In addition to the main studios in Portland and Bangor, WCSH and WLBZ share two bureaus in the state. This includes the Midcoast Bureau (on Camden Street/US 1) in Rockport and the Lewiston/Auburn Bureau (on Main Street/ME 11/ME 100/US 202, across the street from WGME's bureau).
On August 26, 2011, WCSH began airing a promotional announcement (also published to its official YouTube channel) that the studio portion of its newscasts would soon be in high definition. The morning newscast on WPXT will be included in this upgrade, but will initially debut in standard definition. High definition newscasts commenced on October 23, 2011.
In late 2012 WCSH began airing reports from New England Cable News, a wholly owned subsidiary of NBC parent Comcast. Previously these reports aired on WMTW, which is owned by Hearst, a prior 50% owner of NECN before Comcast assumed full ownership. NECN's Portland bureau operates out of WCSH's Congress Square facility.
- Thompson, Frederic L. (2005). The Rines Family Legacy. Charleston, TN: Arcadia Publishing. pp. 128 p. : ill. ; 24 cm. ISBN 0-7385-3882-5. LCCN 2005926756. OCLC 62522312.
- Maine Historical Society

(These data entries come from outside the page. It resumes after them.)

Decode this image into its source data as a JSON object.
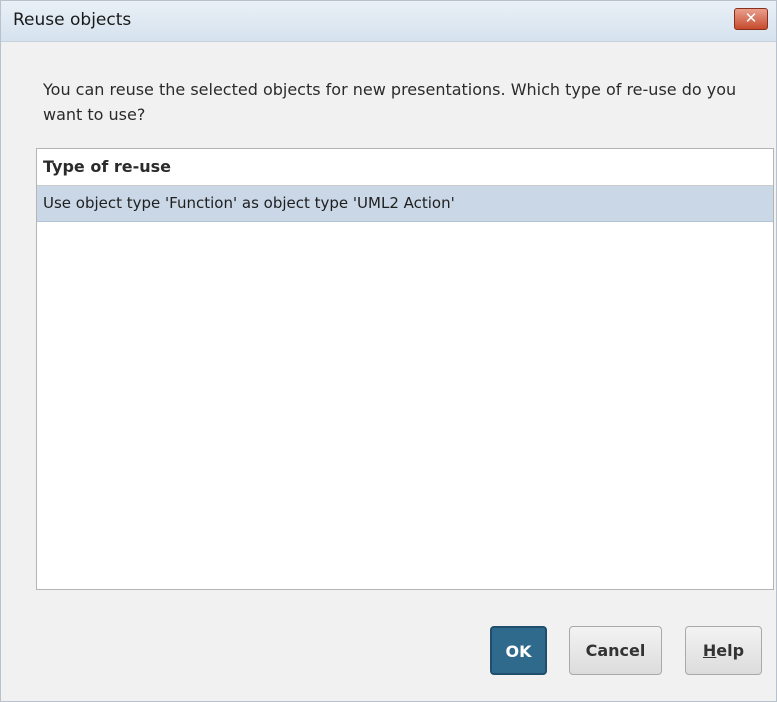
{
  "dialog": {
    "title": "Reuse objects",
    "close_icon": "close-icon",
    "message": "You can reuse the selected objects for new presentations. Which type of re-use do you want to use?"
  },
  "list": {
    "header": "Type of re-use",
    "rows": [
      {
        "label": "Use object type 'Function' as object type 'UML2 Action'",
        "selected": true
      }
    ]
  },
  "buttons": {
    "ok": "OK",
    "cancel": "Cancel",
    "help_mnemonic": "H",
    "help_rest": "elp"
  },
  "colors": {
    "selection": "#c9d7e6",
    "primary_button": "#2f6a8d",
    "close_button": "#c64b2e"
  }
}
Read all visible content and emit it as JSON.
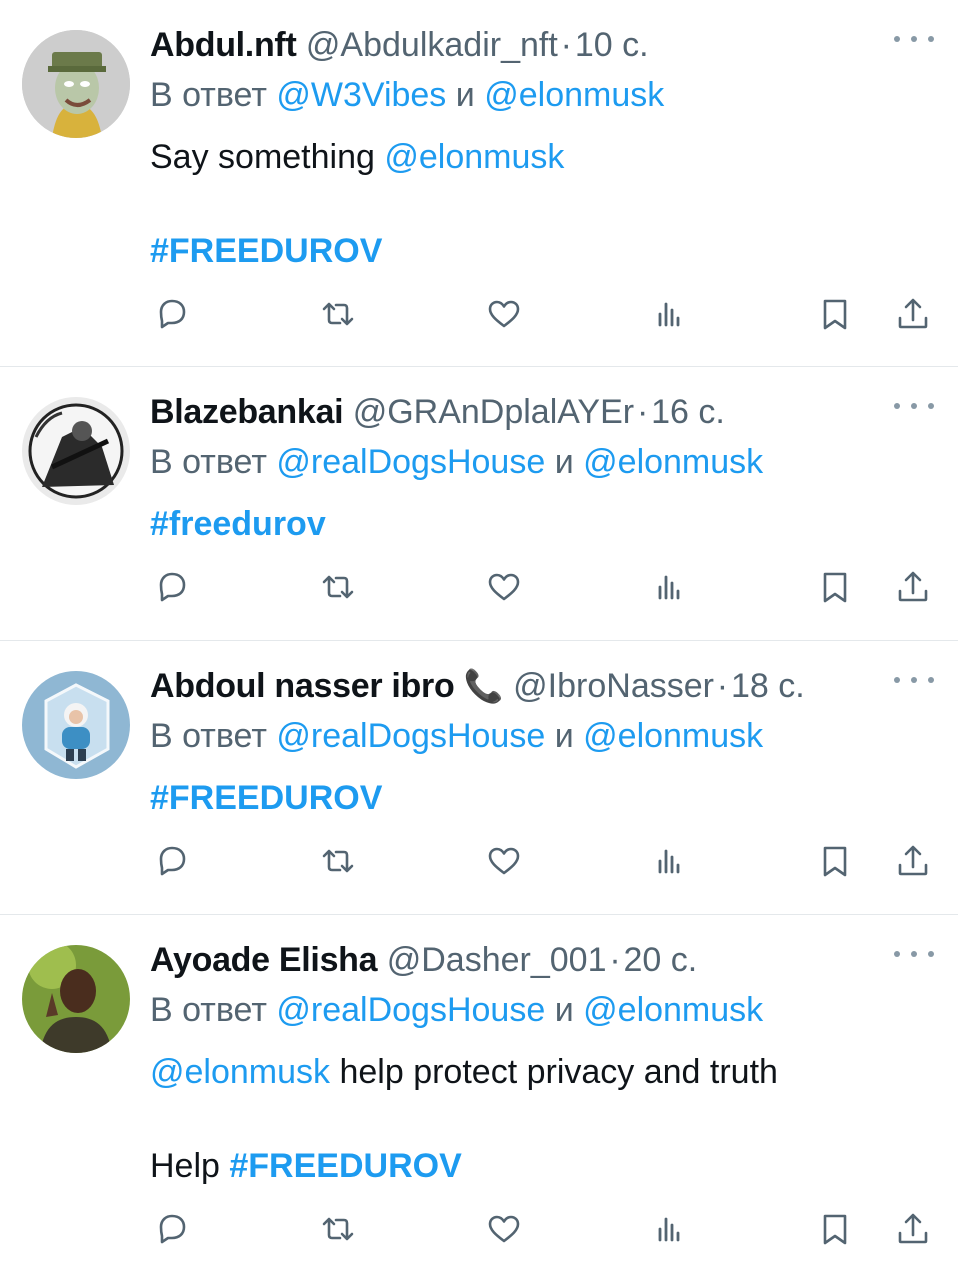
{
  "tweets": [
    {
      "name": "Abdul.nft",
      "handle": "@Abdulkadir_nft",
      "time": "10 с.",
      "reply_prefix": "В ответ",
      "reply_to_1": "@W3Vibes",
      "reply_and": "и",
      "reply_to_2": "@elonmusk",
      "line1_text": "Say something ",
      "line1_mention": "@elonmusk",
      "hashtag": "#FREEDUROV"
    },
    {
      "name": "Blazebankai",
      "handle": "@GRAnDplalAYEr",
      "time": "16 с.",
      "reply_prefix": "В ответ",
      "reply_to_1": "@realDogsHouse",
      "reply_and": "и",
      "reply_to_2": "@elonmusk",
      "hashtag": "#freedurov"
    },
    {
      "name": "Abdoul nasser ibro",
      "name_emoji": "📞",
      "handle": "@IbroNasser",
      "time": "18 с.",
      "reply_prefix": "В ответ",
      "reply_to_1": "@realDogsHouse",
      "reply_and": "и",
      "reply_to_2": "@elonmusk",
      "hashtag": "#FREEDUROV"
    },
    {
      "name": "Ayoade Elisha",
      "handle": "@Dasher_001",
      "time": "20 с.",
      "reply_prefix": "В ответ",
      "reply_to_1": "@realDogsHouse",
      "reply_and": "и",
      "reply_to_2": "@elonmusk",
      "line1_mention": "@elonmusk",
      "line1_text": " help protect privacy and truth",
      "line2_text": "Help ",
      "hashtag": "#FREEDUROV"
    }
  ],
  "separator": "·",
  "icons": [
    "reply-icon",
    "retweet-icon",
    "like-icon",
    "views-icon",
    "bookmark-icon",
    "share-icon",
    "more-icon"
  ],
  "colors": {
    "link": "#1d9bf0",
    "muted": "#536471",
    "text": "#0f1419"
  }
}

- Eastland Park Hotel Archives
- "Require Prime Evening Time for NTA Films". Boxoffice: 13. November 10, 1956.
- Loose, Ashley (October 5, 2012). "DISH customers may lose Gannett programming, including 12 News KPNX, over AutoHop feature". KNXV-TV. Retrieved October 6, 2012.
- Vuong, Andy (October 6, 2012). "Gannett threatening to black out stations in its dispute with Dish". Denver Post. Retrieved October 6, 2012.
- Warner, Melodie (October 8, 2012). "Dish, Gannett Reach New Deal". The Wall Street Journal. Retrieved October 8, 2012.
- "Separation of Gannett into two public companies completed | TEGNA". Tegna. Retrieved 2015-06-29.
- Harrison, Judy (September 25, 2015). "WLBZ to shift 6 p.m. Bangor newscast to Portland". Bangor Daily News. Retrieved September 27, 2015.
- Malone, Michael (October 21, 2011). "Gannett's WCSH Portland to Produce WPXT News". Broadcasting & Cable. Retrieved October 21, 2011.
- New crime network coming to channels 6.2 and 2.2 WCSH, January 12, 2015
- Portland’s WCSH Set to Produce WPXT Morning News, TVSpy, October 21, 2011